'''

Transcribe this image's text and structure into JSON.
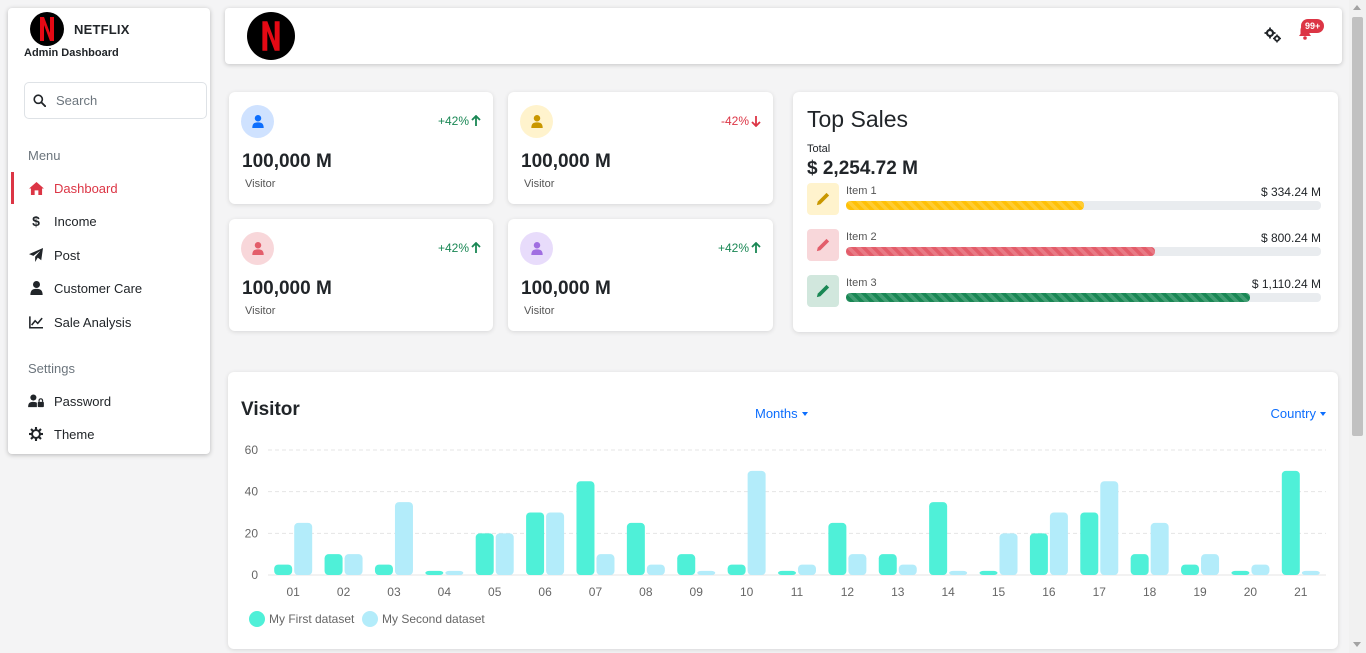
{
  "brand": {
    "name": "NETFLIX",
    "subtitle": "Admin Dashboard",
    "logo_letter": "N"
  },
  "search": {
    "placeholder": "Search",
    "value": ""
  },
  "sidebar": {
    "menu_label": "Menu",
    "settings_label": "Settings",
    "menu_items": [
      {
        "label": "Dashboard",
        "icon": "home-icon",
        "active": true
      },
      {
        "label": "Income",
        "icon": "dollar-icon"
      },
      {
        "label": "Post",
        "icon": "paper-plane-icon"
      },
      {
        "label": "Customer Care",
        "icon": "user-icon"
      },
      {
        "label": "Sale Analysis",
        "icon": "line-chart-icon"
      }
    ],
    "settings_items": [
      {
        "label": "Password",
        "icon": "user-lock-icon"
      },
      {
        "label": "Theme",
        "icon": "cog-icon"
      }
    ]
  },
  "topbar": {
    "notification_count": "99+"
  },
  "stats": [
    {
      "value": "100,000 M",
      "label": "Visitor",
      "change": "+42%",
      "direction": "up",
      "icon_color": "#0d6efd",
      "bg": "#cfe2ff"
    },
    {
      "value": "100,000 M",
      "label": "Visitor",
      "change": "-42%",
      "direction": "down",
      "icon_color": "#c99700",
      "bg": "#fff3cd"
    },
    {
      "value": "100,000 M",
      "label": "Visitor",
      "change": "+42%",
      "direction": "up",
      "icon_color": "#e35d6a",
      "bg": "#f8d7da"
    },
    {
      "value": "100,000 M",
      "label": "Visitor",
      "change": "+42%",
      "direction": "up",
      "icon_color": "#a06ee1",
      "bg": "#e8dcfb"
    }
  ],
  "colors": {
    "up": "#198754",
    "down": "#dc3545",
    "accent": "#dc3545",
    "link": "#0d6efd"
  },
  "top_sales": {
    "title": "Top Sales",
    "total_label": "Total",
    "total": "$ 2,254.72 M",
    "items": [
      {
        "name": "Item 1",
        "amount": "$ 334.24 M",
        "progress": 0.5,
        "color": "#ffc107",
        "bg": "#fff3cd"
      },
      {
        "name": "Item 2",
        "amount": "$ 800.24 M",
        "progress": 0.65,
        "color": "#e35d6a",
        "bg": "#f8d7da"
      },
      {
        "name": "Item 3",
        "amount": "$ 1,110.24 M",
        "progress": 0.85,
        "color": "#198754",
        "bg": "#d1e7dd"
      }
    ]
  },
  "visitor": {
    "title": "Visitor",
    "months_label": "Months",
    "country_label": "Country"
  },
  "chart_data": {
    "type": "bar",
    "categories": [
      "01",
      "02",
      "03",
      "04",
      "05",
      "06",
      "07",
      "08",
      "09",
      "10",
      "11",
      "12",
      "13",
      "14",
      "15",
      "16",
      "17",
      "18",
      "19",
      "20",
      "21"
    ],
    "series": [
      {
        "name": "My First dataset",
        "color": "#4ff0d8",
        "values": [
          5,
          10,
          5,
          2,
          20,
          30,
          45,
          25,
          10,
          5,
          2,
          25,
          10,
          35,
          2,
          20,
          30,
          10,
          5,
          2,
          50
        ]
      },
      {
        "name": "My Second dataset",
        "color": "#b3ecfa",
        "values": [
          25,
          10,
          35,
          2,
          20,
          30,
          10,
          5,
          2,
          50,
          5,
          10,
          5,
          2,
          20,
          30,
          45,
          25,
          10,
          5,
          2
        ]
      }
    ],
    "ylim": [
      0,
      60
    ],
    "yticks": [
      "0",
      "20",
      "40",
      "60"
    ],
    "grid": true,
    "legend": "bottom-left"
  }
}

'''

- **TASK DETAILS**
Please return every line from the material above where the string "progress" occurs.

- **WRITTEN RESPONSE**
        "progress": 0.5,
        "progress": 0.65,
        "progress": 0.85,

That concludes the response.